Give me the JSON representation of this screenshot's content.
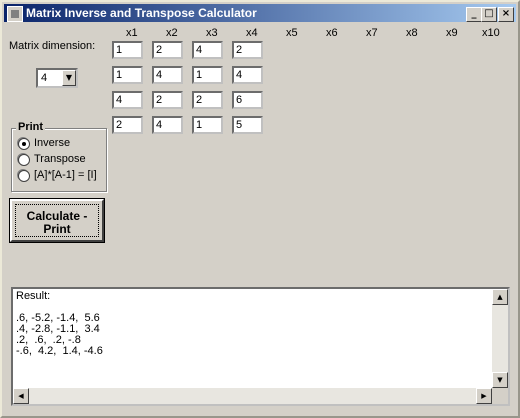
{
  "window": {
    "title": "Matrix Inverse and Transpose Calculator"
  },
  "title_buttons": {
    "minimize": "_",
    "maximize": "□",
    "close": "×"
  },
  "dimension": {
    "label": "Matrix dimension:",
    "value": "4"
  },
  "columns": [
    "x1",
    "x2",
    "x3",
    "x4",
    "x5",
    "x6",
    "x7",
    "x8",
    "x9",
    "x10"
  ],
  "matrix": [
    [
      "1",
      "2",
      "4",
      "2"
    ],
    [
      "1",
      "4",
      "1",
      "4"
    ],
    [
      "4",
      "2",
      "2",
      "6"
    ],
    [
      "2",
      "4",
      "1",
      "5"
    ]
  ],
  "print_group": {
    "label": "Print",
    "options": [
      {
        "label": "Inverse",
        "checked": true
      },
      {
        "label": "Transpose",
        "checked": false
      },
      {
        "label": "[A]*[A-1] = [I]",
        "checked": false
      }
    ]
  },
  "calculate_button": {
    "line1": "Calculate -",
    "line2": "Print"
  },
  "result": {
    "text": "Result:\n\n.6, -5.2, -1.4,  5.6\n.4, -2.8, -1.1,  3.4\n.2,  .6,  .2, -.8\n-.6,  4.2,  1.4, -4.6"
  },
  "icons": {
    "combo_arrow": "chevron-down-icon",
    "scroll_up": "arrow-up-icon",
    "scroll_down": "arrow-down-icon",
    "scroll_left": "arrow-left-icon",
    "scroll_right": "arrow-right-icon"
  },
  "colors": {
    "titlebar_start": "#0a246a",
    "titlebar_end": "#a6caf0",
    "face": "#d4d0c8"
  }
}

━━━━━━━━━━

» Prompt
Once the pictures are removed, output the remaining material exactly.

» Answer space
Give me the JSON representation of this screenshot's content.
{
  "window": {
    "title": "Matrix Inverse and Transpose Calculator"
  },
  "title_buttons": {
    "minimize": "_",
    "maximize": "□",
    "close": "×"
  },
  "dimension": {
    "label": "Matrix dimension:",
    "value": "4"
  },
  "columns": [
    "x1",
    "x2",
    "x3",
    "x4",
    "x5",
    "x6",
    "x7",
    "x8",
    "x9",
    "x10"
  ],
  "matrix": [
    [
      "1",
      "2",
      "4",
      "2"
    ],
    [
      "1",
      "4",
      "1",
      "4"
    ],
    [
      "4",
      "2",
      "2",
      "6"
    ],
    [
      "2",
      "4",
      "1",
      "5"
    ]
  ],
  "print_group": {
    "label": "Print",
    "options": [
      {
        "label": "Inverse",
        "checked": true
      },
      {
        "label": "Transpose",
        "checked": false
      },
      {
        "label": "[A]*[A-1] = [I]",
        "checked": false
      }
    ]
  },
  "calculate_button": {
    "line1": "Calculate -",
    "line2": "Print"
  },
  "result": {
    "text": "Result:\n\n.6, -5.2, -1.4,  5.6\n.4, -2.8, -1.1,  3.4\n.2,  .6,  .2, -.8\n-.6,  4.2,  1.4, -4.6"
  },
  "icons": {
    "combo_arrow": "chevron-down-icon",
    "scroll_up": "arrow-up-icon",
    "scroll_down": "arrow-down-icon",
    "scroll_left": "arrow-left-icon",
    "scroll_right": "arrow-right-icon"
  },
  "colors": {
    "titlebar_start": "#0a246a",
    "titlebar_end": "#a6caf0",
    "face": "#d4d0c8"
  }
}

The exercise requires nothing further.